02 May 2014:
Fracking May Induce Quakes at
Greater Distance than Previously Thought
Fracking injection well in Louisiana
Hydraulic fracturing and underground wastewater disposal may trigger earthquakes at tens of kilometers from the wells in which water is injected — a greater range than previously thought, according to new research from seismologists
. In one case, an earthquake swarm in Oklahoma has been linked to a cluster of fracking injection wells up to 50 kilometers (31 miles) away, Cornell University researchers report. So-called "induced seismicity" — when human activity causes tremors in the earth's crust — is gaining attention as reports of earthquakes within the central and eastern U.S. have increased dramatically over the past few years. The rise coincides with increased hydraulic fracturing for oil and natural gas, and the injection of wastewater in deep disposal wells in many locations, including Colorado, Oklahoma, and Texas. According to the U.S. Geological Survey (USGS), an average rate of 100 earthquakes per year above a magnitude 3.0 occurred in the three years from 2010-2012, compared with an average rate of 21 events per year observed from 1967-2000. The agency is trying to "stay agnostic as to whether the earthquakes are induced or natural," says a USGS geophysicist, since, currently, it's difficult to determine what triggers a particular event.
Yale Environment 360 is
a publication of the
Yale School of Forestry
& Environmental Studies
Yale Environment 360
articles are now available in Spanish and Portuguese on Universia
, the online educational network. Visit the site.
Business & Innovation
Policy & Politics
Pollution & Health
Science & Technology
Antarctica and the Arctic
Central & South America
Tribal people and ranchers join together to stop a project that would haul coal across their Montana land. Watch the video.
is now available for mobile devices at e360.yale.edu/mobile
An aerial view of why Europe’s per capita carbon emissions are less than 50 percent of those in the U.S. View the photos.
The 2015 Yale e360 Video Contest winner documents a Northeastern town's bitter battle over a wind farm. Watch the video.
video series looks at the staggering amount of food wasted in the U.S. – a problem with major human and environmental costs. Watch the video.
video goes onto the front lines with Colorado firefighters confronting deadly blazes fueled by a hotter, drier climate. Watch the video.

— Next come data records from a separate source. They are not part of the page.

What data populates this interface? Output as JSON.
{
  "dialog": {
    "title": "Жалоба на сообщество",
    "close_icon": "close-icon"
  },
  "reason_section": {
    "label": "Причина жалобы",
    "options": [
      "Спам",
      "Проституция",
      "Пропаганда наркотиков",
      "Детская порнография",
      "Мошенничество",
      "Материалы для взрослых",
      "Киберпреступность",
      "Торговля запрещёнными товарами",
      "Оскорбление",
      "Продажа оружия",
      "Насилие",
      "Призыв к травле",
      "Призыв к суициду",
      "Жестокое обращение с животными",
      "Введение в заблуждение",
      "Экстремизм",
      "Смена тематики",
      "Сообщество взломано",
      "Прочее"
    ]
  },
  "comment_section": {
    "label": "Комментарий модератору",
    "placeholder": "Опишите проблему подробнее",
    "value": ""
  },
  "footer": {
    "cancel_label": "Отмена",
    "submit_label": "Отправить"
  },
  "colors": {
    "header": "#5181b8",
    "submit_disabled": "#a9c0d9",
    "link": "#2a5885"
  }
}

A three-part series Tainted Harvest
looks at the soil pollution crisis in China, the threat it poses to the food supply, and the complexity of any cleanup. Read the series.